André Platzer, Carnegie Mellon University

Title: Safe AI for CPS

on Tuesday, July 2, 2019, 11:15 a.m. at MPI-SWS Saarbruecken, Campus E1 5, room 029

Simultaneous video cast to MPI-SWS Kaiserslautern, Paul Ehrlich Str., Building G26, room 111

Abstract:
Autonomous cyber-physical systems are systems that combine the physics of motion with advanced cyber algorithms to act on their own without close human supervision. The present consensus is that reasonable levels of autonomy, such as for self-driving cars or autonomous drones, can only be reached with the help of artificial intelligence and machine learning algorithms that cope with the uncertainties of the real world. That makes safety assurance even more challenging than it already is in cyber-physical systems (CPSs) with classically programmed control, precisely because AI techniques are lauded for their flexibility in handling unpredictable situations, but are themselves harder to predict.

This talk identifies the logical path toward autonomous cyber-physical systems. With the help of differential dynamic logic (dL) do we provide a logical foundation for developing cyber-physical system models with the mathematical rigor that their safety-critical nature demands. Its ModelPlex technique provides a logically correct way to tame the subtle relationship of CPS models to CPS implementations. The resulting logical monitor conditions can then be exploited to safeguard the decisions of learning agents, guide the optimization of learning processes, and resolve the nondeterminism frequently found in verification models. Overall, logic leads the way in combining the best of both worlds: the strong predictions that formal verification techniques provide alongside the strong flexibility that the use of AI provides.

Bio:
André Platzer is an Associate Professor of Computer Science at Carnegie Mellon University. He develops the logical foundations of cyber-physical systems to characterize their fundamental principles and to answer the question how we can trust a computer to control physical processes.
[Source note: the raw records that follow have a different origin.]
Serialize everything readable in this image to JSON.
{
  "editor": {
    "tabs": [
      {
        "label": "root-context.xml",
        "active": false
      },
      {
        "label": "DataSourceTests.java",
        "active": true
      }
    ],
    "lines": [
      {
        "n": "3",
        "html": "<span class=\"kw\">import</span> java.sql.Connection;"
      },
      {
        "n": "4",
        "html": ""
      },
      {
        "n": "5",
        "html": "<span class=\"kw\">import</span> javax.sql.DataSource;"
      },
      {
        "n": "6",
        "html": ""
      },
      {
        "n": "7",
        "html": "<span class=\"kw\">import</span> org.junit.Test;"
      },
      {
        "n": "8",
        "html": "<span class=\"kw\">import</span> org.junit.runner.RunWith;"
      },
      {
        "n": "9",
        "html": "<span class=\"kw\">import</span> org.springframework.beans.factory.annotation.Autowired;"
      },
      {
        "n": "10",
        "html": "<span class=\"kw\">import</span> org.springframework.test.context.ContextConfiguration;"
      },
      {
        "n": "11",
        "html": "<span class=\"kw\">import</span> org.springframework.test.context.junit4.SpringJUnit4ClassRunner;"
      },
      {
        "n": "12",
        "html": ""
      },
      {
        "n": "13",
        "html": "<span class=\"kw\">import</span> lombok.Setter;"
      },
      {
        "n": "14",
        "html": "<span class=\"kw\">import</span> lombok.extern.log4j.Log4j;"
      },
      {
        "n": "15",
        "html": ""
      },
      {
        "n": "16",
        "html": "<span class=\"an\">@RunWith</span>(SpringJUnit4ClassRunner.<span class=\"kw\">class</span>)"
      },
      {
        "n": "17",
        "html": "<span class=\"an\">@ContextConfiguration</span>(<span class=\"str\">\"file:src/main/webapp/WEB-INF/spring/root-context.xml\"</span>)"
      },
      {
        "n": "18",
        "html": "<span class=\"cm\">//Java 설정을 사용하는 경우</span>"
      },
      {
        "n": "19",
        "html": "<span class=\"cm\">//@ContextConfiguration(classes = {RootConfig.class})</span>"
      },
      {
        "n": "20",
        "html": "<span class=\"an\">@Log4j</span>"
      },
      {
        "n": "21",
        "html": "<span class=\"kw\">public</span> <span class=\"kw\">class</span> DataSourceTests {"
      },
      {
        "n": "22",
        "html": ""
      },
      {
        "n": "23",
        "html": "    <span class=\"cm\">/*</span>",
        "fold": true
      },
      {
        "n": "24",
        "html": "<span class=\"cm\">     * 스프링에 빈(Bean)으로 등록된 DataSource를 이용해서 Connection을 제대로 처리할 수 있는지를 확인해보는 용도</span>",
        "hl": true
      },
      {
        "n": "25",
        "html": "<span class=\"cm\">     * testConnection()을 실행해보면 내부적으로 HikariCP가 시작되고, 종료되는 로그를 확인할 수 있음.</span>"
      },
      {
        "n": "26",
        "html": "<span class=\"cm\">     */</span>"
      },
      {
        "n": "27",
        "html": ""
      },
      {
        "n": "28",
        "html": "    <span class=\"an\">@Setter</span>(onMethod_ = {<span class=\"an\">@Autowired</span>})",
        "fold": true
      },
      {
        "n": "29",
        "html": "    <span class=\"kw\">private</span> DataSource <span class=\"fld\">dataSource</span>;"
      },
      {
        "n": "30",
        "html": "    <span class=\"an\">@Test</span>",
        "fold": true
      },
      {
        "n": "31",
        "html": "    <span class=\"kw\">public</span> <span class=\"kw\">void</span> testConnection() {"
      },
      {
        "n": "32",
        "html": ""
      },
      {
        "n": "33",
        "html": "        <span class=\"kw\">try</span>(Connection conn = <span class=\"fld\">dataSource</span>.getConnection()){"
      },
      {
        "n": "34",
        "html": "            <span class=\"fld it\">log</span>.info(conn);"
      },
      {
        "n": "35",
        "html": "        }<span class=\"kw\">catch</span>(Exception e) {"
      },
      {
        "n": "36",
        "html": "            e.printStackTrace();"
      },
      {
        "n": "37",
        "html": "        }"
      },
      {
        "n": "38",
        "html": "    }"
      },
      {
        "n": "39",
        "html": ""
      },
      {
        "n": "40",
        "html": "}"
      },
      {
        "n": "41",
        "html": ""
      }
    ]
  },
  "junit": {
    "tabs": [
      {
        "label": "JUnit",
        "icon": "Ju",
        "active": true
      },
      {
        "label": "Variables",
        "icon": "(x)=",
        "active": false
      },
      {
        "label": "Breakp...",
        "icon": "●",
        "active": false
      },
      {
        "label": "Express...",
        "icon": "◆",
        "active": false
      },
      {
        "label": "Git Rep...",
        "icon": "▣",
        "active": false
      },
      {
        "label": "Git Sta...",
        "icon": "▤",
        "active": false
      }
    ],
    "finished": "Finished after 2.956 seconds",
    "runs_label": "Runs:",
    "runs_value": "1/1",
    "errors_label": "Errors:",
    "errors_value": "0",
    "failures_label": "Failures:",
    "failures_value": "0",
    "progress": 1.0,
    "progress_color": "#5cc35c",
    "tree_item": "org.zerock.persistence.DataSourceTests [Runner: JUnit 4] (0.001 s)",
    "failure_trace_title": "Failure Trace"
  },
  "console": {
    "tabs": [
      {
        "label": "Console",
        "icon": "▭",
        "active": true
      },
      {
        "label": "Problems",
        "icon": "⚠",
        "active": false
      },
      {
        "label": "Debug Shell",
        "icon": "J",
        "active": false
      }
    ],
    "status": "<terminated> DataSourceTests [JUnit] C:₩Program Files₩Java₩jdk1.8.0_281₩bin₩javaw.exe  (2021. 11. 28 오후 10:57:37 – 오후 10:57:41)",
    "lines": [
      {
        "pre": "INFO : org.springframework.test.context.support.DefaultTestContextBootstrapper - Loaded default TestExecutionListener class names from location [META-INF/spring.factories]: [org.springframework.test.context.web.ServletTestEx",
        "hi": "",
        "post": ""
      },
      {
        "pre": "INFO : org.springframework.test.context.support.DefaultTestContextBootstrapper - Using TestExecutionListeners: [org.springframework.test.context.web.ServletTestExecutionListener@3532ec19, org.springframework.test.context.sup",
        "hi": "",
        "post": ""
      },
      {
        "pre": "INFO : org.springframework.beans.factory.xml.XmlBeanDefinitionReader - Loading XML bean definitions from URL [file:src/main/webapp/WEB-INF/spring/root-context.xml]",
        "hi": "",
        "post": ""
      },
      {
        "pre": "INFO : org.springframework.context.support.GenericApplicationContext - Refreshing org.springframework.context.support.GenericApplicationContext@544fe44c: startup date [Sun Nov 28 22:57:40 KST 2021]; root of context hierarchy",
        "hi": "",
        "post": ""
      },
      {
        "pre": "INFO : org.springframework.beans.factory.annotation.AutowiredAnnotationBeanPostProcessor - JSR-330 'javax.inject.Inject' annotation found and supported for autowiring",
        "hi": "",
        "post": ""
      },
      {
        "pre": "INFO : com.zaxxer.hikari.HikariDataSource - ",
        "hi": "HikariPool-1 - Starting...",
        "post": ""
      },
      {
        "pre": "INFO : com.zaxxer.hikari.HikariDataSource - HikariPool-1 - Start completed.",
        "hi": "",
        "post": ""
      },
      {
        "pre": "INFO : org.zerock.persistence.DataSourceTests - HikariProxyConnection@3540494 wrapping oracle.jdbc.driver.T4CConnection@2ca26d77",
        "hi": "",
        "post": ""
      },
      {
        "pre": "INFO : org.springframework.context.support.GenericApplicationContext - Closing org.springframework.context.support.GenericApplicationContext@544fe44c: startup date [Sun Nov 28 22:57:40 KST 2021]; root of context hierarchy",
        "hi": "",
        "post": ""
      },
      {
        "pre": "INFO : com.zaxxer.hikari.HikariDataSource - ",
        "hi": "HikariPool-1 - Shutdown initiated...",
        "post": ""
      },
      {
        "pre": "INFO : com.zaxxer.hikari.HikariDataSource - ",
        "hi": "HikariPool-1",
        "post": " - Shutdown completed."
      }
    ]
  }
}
André Platzer has a Ph.D. from the University of Oldenburg, Germany, received an ACM Doctoral Dissertation Honorable Mention and NSF CAREER Award, and was named one of the Brilliant 10 Young Scientists by the Popular Science magazine and one of the AI’s 10 to Watch by the IEEE Intelligent Systems Magazine.

Please contact me (finkbeiner@cs.uni-saarland.de) if you would like to meet with André.